Sometimes buying software can be like buying a car. All of the car marketing that you used to ignore is now suddenly interesting now that you are car shopping. At one time you had no idea what dynamic traction control is and the next thing you know, you MUST have it. Remember the first time you bought a camera or a cell phone? You lived your entire life not needing to know a darn thing about GSM or 3G or resolution or HD and suddenly, you’re an expert (or at least you are working hard at being one).
Much like other purchases, when customers go to buy software, typically it’s an infrequent event and there’s a period where customers are figuring out what they need to worry about and what they don’t. Vendors selling something new and innovative have to move potential customers through the process of first understanding what they need to know in order to make a purchase decision before they can then convince them that their product or service is the best of many alternatives.
Smaller companies I work with are often reluctant to try to influence customer buying criteria. The customer knows what they want and doesn’t want to be “sold.” I don’t believe that’s the right way to look at it. One of the main things prospects do is try to figure out a set of criteria they should consider. There’s no question in my mind that customers understand their pain and problems much better than you do. However, they aren’t always the experts in the different ways that those problems might be solved. Of course you have a bias – you would like those prospects to rank the things you do higher than the things you don’t do so well – customers, I believe understand that. However, you are also an expert in your market space. You know much more than the average customer does about the landscape of solutions to solve problems and I think customers would like you to share that knowledge.
Some companies spend money on getting “neutral” third parties to do competitive comparisons and I think those have a lot of merit particularly where the goal is to try to quantify a concrete difference between products such as a different in performance.
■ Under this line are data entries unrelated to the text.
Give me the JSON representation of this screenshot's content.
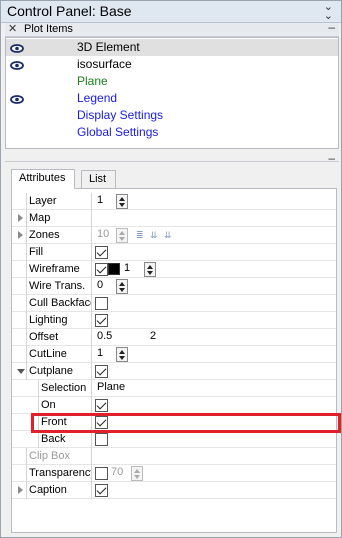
{
  "window": {
    "title": "Control Panel: Base"
  },
  "plot_items": {
    "header": "Plot Items",
    "items": [
      {
        "label": "3D Element",
        "visible": true,
        "color": "#000000",
        "selected": true
      },
      {
        "label": "isosurface",
        "visible": true,
        "color": "#000000",
        "selected": false
      },
      {
        "label": "Plane",
        "visible": false,
        "color": "#1a7f1a",
        "selected": false
      },
      {
        "label": "Legend",
        "visible": true,
        "color": "#1a1ae0",
        "selected": false
      },
      {
        "label": "Display Settings",
        "visible": false,
        "color": "#1a1ae0",
        "selected": false
      },
      {
        "label": "Global Settings",
        "visible": false,
        "color": "#1a1ae0",
        "selected": false
      }
    ]
  },
  "tabs": {
    "attributes": "Attributes",
    "list": "List",
    "active": "Attributes"
  },
  "attributes": {
    "layer": {
      "label": "Layer",
      "value": "1"
    },
    "map": {
      "label": "Map"
    },
    "zones": {
      "label": "Zones",
      "value": "10"
    },
    "fill": {
      "label": "Fill",
      "checked": true
    },
    "wireframe": {
      "label": "Wireframe",
      "checked": true,
      "color": "#000000",
      "value": "1"
    },
    "wire_trans": {
      "label": "Wire Trans.",
      "value": "0"
    },
    "cull_backface": {
      "label": "Cull Backface",
      "checked": false
    },
    "lighting": {
      "label": "Lighting",
      "checked": true
    },
    "offset": {
      "label": "Offset",
      "value1": "0.5",
      "value2": "2"
    },
    "cutline": {
      "label": "CutLine",
      "value": "1"
    },
    "cutplane": {
      "label": "Cutplane",
      "checked": true
    },
    "selection": {
      "label": "Selection",
      "value": "Plane"
    },
    "on": {
      "label": "On",
      "checked": true
    },
    "front": {
      "label": "Front",
      "checked": true
    },
    "back": {
      "label": "Back",
      "checked": false
    },
    "clip_box": {
      "label": "Clip Box"
    },
    "transparency": {
      "label": "Transparency",
      "checked": false,
      "value": "70"
    },
    "caption": {
      "label": "Caption",
      "checked": true
    }
  },
  "highlight_color": "#e0202a"
}
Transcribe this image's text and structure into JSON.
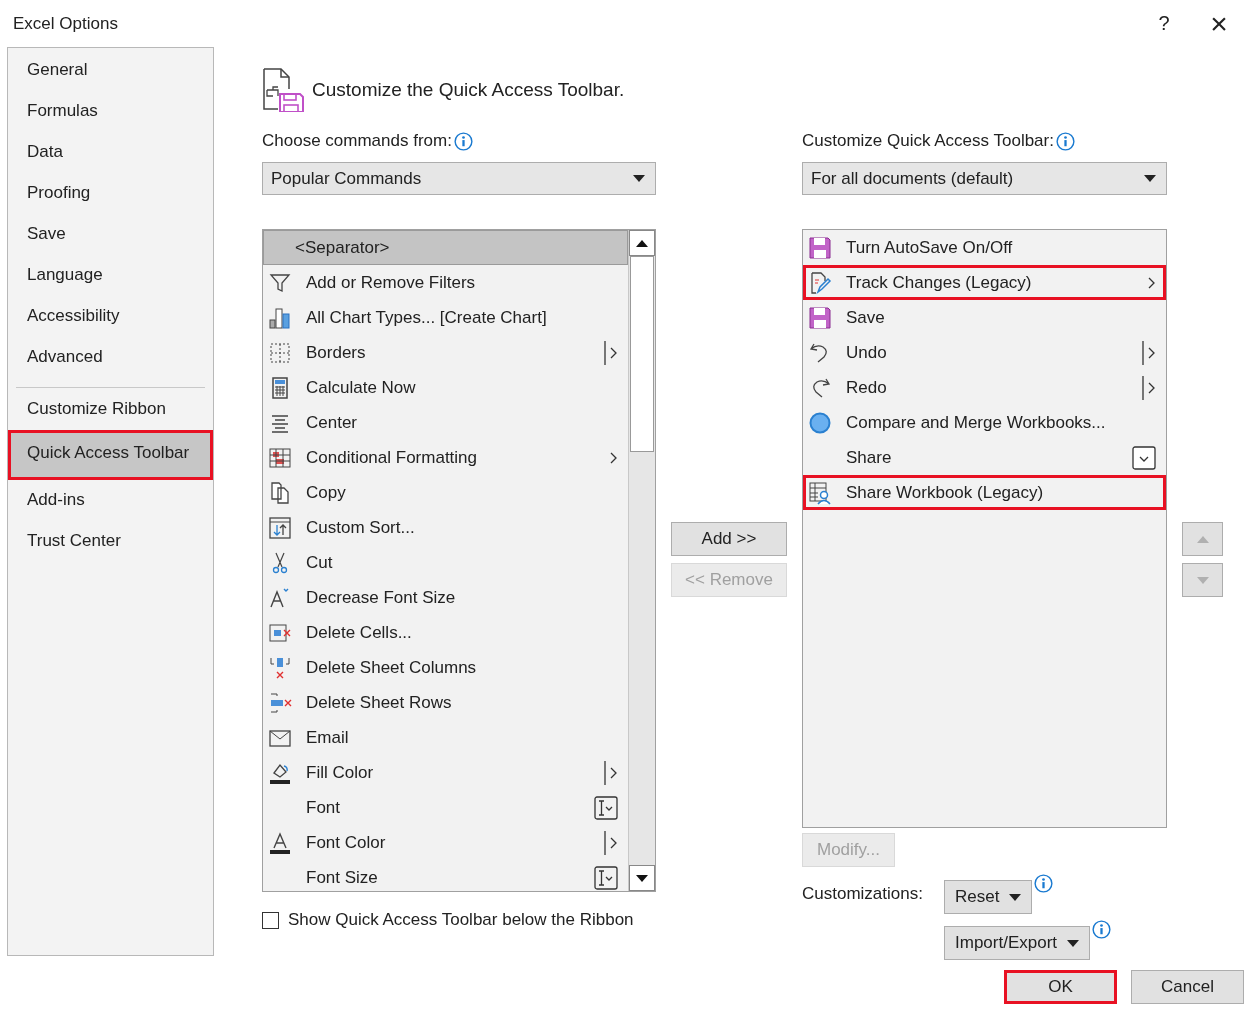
{
  "window": {
    "title": "Excel Options",
    "help": "?",
    "close": "×"
  },
  "sidebar": {
    "sections": [
      {
        "items": [
          {
            "label": "General",
            "selected": false,
            "highlighted": false
          },
          {
            "label": "Formulas",
            "selected": false,
            "highlighted": false
          },
          {
            "label": "Data",
            "selected": false,
            "highlighted": false
          },
          {
            "label": "Proofing",
            "selected": false,
            "highlighted": false
          },
          {
            "label": "Save",
            "selected": false,
            "highlighted": false
          },
          {
            "label": "Language",
            "selected": false,
            "highlighted": false
          },
          {
            "label": "Accessibility",
            "selected": false,
            "highlighted": false
          },
          {
            "label": "Advanced",
            "selected": false,
            "highlighted": false
          }
        ]
      },
      {
        "items": [
          {
            "label": "Customize Ribbon",
            "selected": false,
            "highlighted": false
          },
          {
            "label": "Quick Access Toolbar",
            "selected": true,
            "highlighted": true
          },
          {
            "label": "Add-ins",
            "selected": false,
            "highlighted": false
          },
          {
            "label": "Trust Center",
            "selected": false,
            "highlighted": false
          }
        ]
      }
    ]
  },
  "heading": "Customize the Quick Access Toolbar.",
  "commands_from": {
    "label": "Choose commands from:",
    "value": "Popular Commands"
  },
  "toolbar_for": {
    "label": "Customize Quick Access Toolbar:",
    "value": "For all documents (default)"
  },
  "commands": [
    {
      "label": "<Separator>",
      "selected": true,
      "kind": "plain"
    },
    {
      "label": "Add or Remove Filters",
      "selected": false,
      "kind": "plain"
    },
    {
      "label": "All Chart Types... [Create Chart]",
      "selected": false,
      "kind": "plain"
    },
    {
      "label": "Borders",
      "selected": false,
      "kind": "split"
    },
    {
      "label": "Calculate Now",
      "selected": false,
      "kind": "plain"
    },
    {
      "label": "Center",
      "selected": false,
      "kind": "plain"
    },
    {
      "label": "Conditional Formatting",
      "selected": false,
      "kind": "submenu"
    },
    {
      "label": "Copy",
      "selected": false,
      "kind": "plain"
    },
    {
      "label": "Custom Sort...",
      "selected": false,
      "kind": "plain"
    },
    {
      "label": "Cut",
      "selected": false,
      "kind": "plain"
    },
    {
      "label": "Decrease Font Size",
      "selected": false,
      "kind": "plain"
    },
    {
      "label": "Delete Cells...",
      "selected": false,
      "kind": "plain"
    },
    {
      "label": "Delete Sheet Columns",
      "selected": false,
      "kind": "plain"
    },
    {
      "label": "Delete Sheet Rows",
      "selected": false,
      "kind": "plain"
    },
    {
      "label": "Email",
      "selected": false,
      "kind": "plain"
    },
    {
      "label": "Fill Color",
      "selected": false,
      "kind": "split"
    },
    {
      "label": "Font",
      "selected": false,
      "kind": "field"
    },
    {
      "label": "Font Color",
      "selected": false,
      "kind": "split"
    },
    {
      "label": "Font Size",
      "selected": false,
      "kind": "field"
    }
  ],
  "add_button": {
    "label": "Add >>",
    "disabled": false
  },
  "remove_button": {
    "label": "<< Remove",
    "disabled": true
  },
  "toolbar_items": [
    {
      "label": "Turn AutoSave On/Off",
      "highlighted": false,
      "kind": "plain"
    },
    {
      "label": "Track Changes (Legacy)",
      "highlighted": true,
      "kind": "submenu"
    },
    {
      "label": "Save",
      "highlighted": false,
      "kind": "plain"
    },
    {
      "label": "Undo",
      "highlighted": false,
      "kind": "split"
    },
    {
      "label": "Redo",
      "highlighted": false,
      "kind": "split"
    },
    {
      "label": "Compare and Merge Workbooks...",
      "highlighted": false,
      "kind": "plain"
    },
    {
      "label": "Share",
      "highlighted": false,
      "kind": "dropdown"
    },
    {
      "label": "Share Workbook (Legacy)",
      "highlighted": true,
      "kind": "plain"
    }
  ],
  "move_up": {
    "disabled": true
  },
  "move_down": {
    "disabled": true
  },
  "modify_button": {
    "label": "Modify...",
    "disabled": true
  },
  "customizations": {
    "label": "Customizations:",
    "reset": "Reset",
    "import_export": "Import/Export"
  },
  "show_below_ribbon": {
    "label": "Show Quick Access Toolbar below the Ribbon",
    "checked": false
  },
  "ok_button": {
    "label": "OK",
    "highlighted": true
  },
  "cancel_button": {
    "label": "Cancel",
    "highlighted": false
  }
}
At the same time, I think a buyer’s guide written by a vendor is also valuable to prospects, particularly where the vendor has tried to be as neutral as possible and freely admits that they are not the right solution for every problem.
Materials you can create to help customers buy:
1/ A buyers guide – If you can keep this as neutral as possible and create it in a way that customers can tailor it for their own needs, I believe this can be really valuable. What are the key things a customer should consider? What things should they give a high or low priority to and why?
2/ Checklists – I’m working with a company now where the customers are completely crazy for checklists. Every customer comes into the sales process with a 10 page checklist of features that changes after every vendor meeting they have. Creating a starter checklist, particularly where they can add their own requirements to the ones you have suggested helps prospects get started as much as it helps ensure that they are thinking about your key features when they evaluate products.
3/ Feature Comparisons – different vendors have different approaches to solving a particular problem and those approaches have pluses and minuses. An article/whitepaper/blog post that describes how customers might make a decision between competing approaches can help customers pre-qualify themselves as a good fit for your solution. I know this scares some vendors, but getting customers that aren’t a good fit for your product out of the pipeline quickly so that you can focus on the ones that are a good fit is a really good thing.